PERSONAL PERSPECTIVE : My Dream of Enforcing the Law Became a Nightmare

<i> Susan Bouman Paolino recently won a sex-discrimination lawsuit against the Los Angeles County Sheriff's Department</i>

It’s hard to say when the dream of service disappeared and the nightmare of sexism began. I remember vividly the morning in 1971 when I reported at 5:30 for my first day as a Los Angeles County sheriff’s cadet. The sheriff, Peter Pitchess, greeted our class and congratulated the women on being the first to enroll in the 26-week training course with the men. Some of the women were upset because they had been told the training would be 11 weeks. I was ecstatic because I knew I would be better prepared for my new job.

Upon graduation, I was sent to Sybil Brand Institute, the county women’s jail--"Fanny Hill,” as the training staff referred to it. While there, I applied for transfer to other positions but was told that I needed patrol experience to qualify. But women could not get patrol experience. Eventually, I transferred to Lakewood Station. While I might have experienced resistance before, I now ran into out-and-out hostility.

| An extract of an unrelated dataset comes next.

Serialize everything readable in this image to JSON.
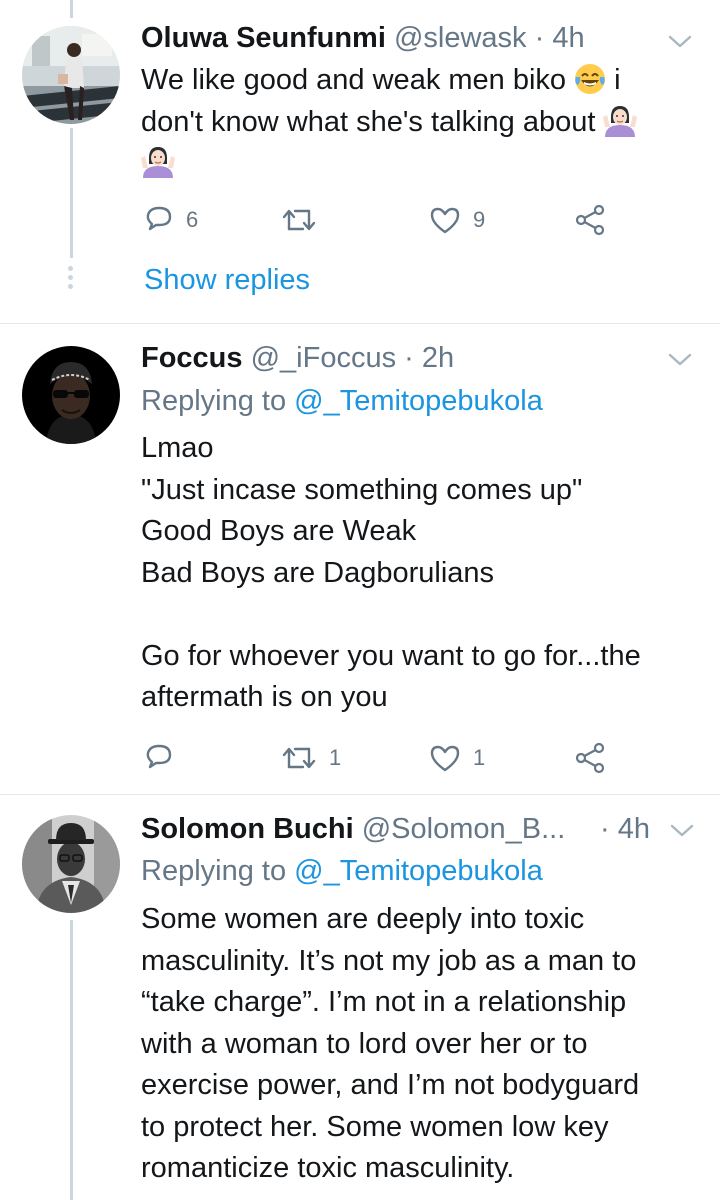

There was the dispatcher who refused to speak to women--I had to work through someone else to get my assignments. There was the training officer who drove everywhere at excessive speeds after he realized I let his profanity bounce off me. I mustn’t forget the captain who “did not believe women belonged in patrol” or the lieutenant who would not allow me to work at night because I was a woman. Later I transferred to Pico Rivera, but the problems didn’t stop. Pornographic pictures were placed in my mailbox, as was a photo--obviously taken at the station--of a woman with her blouse raised up.


I was on the sergeant’s list and looking forward to a promotion in 1977, but I began hearing rumors that I would not be promoted. Some of the brass at the department felt that I was a trouble-maker because I wanted to be treated equally.

When the list expired, I would have been the next person to receive a promotion. The department said there had been no vacancies. I investigated for several months and found that there were vacancies to which I could have been promoted--but I had been punished for requesting equal treatment. I filed a complaint with the Civil Service Commission--and numerous other agencies.

Then the real nightmare began. The hearing granted to determine if I had been discriminated against was cancelled before it began. It’s an interesting system: You can’t file a complaint until the list is dead because you might get promoted, but after the list is dead, there is nothing they can do for you because you are not on a valid list. Welcome to “Catch 22,” L.A. County-style.

I decided to fight for what I believed was right. I knew there would be retribution. I was transferred back to the jail in 1978, because “my previous position had been eliminated.” The sheriff’s department and Los Angeles County are formidable opponents, so it required interviews with numerous attorneys before I found Dennis Harley to handle the case for me.

Many women talked to me privately and said they appreciated what I was doing. But when I asked if they would testify or get involved, the answer was always, “No, I can’t go through what you have done. I need my job.” A telling moment came when I received flowers at work with a card that said, “Thanks from those of us who aren’t brave enough.”

Last month, the Ninth Circuit of the U.S. Court of Appeals upheld a lower-court decision that I had been discriminated against by the sheriff’s department. The appeals court also upheld the decision that the examination process discriminated against women. My award of back pay was affirmed; there is a permanent injunction against additional promotions to sergeant until the county develops a valid exam. In the past, for example, a candidate for promotion could not get the maximum score unless he or she had field experience, and women could not get that experience.

Why did I do it? The answer is simple. It had to be done. I had taken enough from an organization that is supposed to enforce the laws but feels it is above the law. As an example, the Civil Service Commission, as early as 1978, acknowledged that the promotional exams for the sheriff’s department were not valid. Only now--1991--is the department under court order not to promote anyone until it develops a valid exam for sergeant.

My career is over. I took a disability retirement after being taken to the hospital for chest pains. The constant harassment, the snide remarks, the porno pictures and the threats on my life took their toll. I still have not accomplished what I set out to do: provide an equal opportunity for women in assignments and promotions. The department defends its treatment of me and its lack of action by claiming that it was not my actions but my abrasive personality that created the problems--despite the fact that I received several “outstanding” evaluations prior to filing the suit. None of my supervisors thought the problem significant enough to lower my ratings. Only after I filed the action in court did I become “abrasive.”

There have, however, been some changes in the sheriff’s department’s treatment of women. There are only a few assignments women are not allowed to work. The number of women sergeants has almost doubled over the course of my fight; the number of women in higher positions has increased.

Unfortunately, sexism is still pervasive throughout the department. Women are tolerated but they are not considered equal. There is still considerable room for improvement in the area of equality. But at least I will not find myself in Dante’s “special place in hell which is reserved for people who see injustice and do nothing about it.”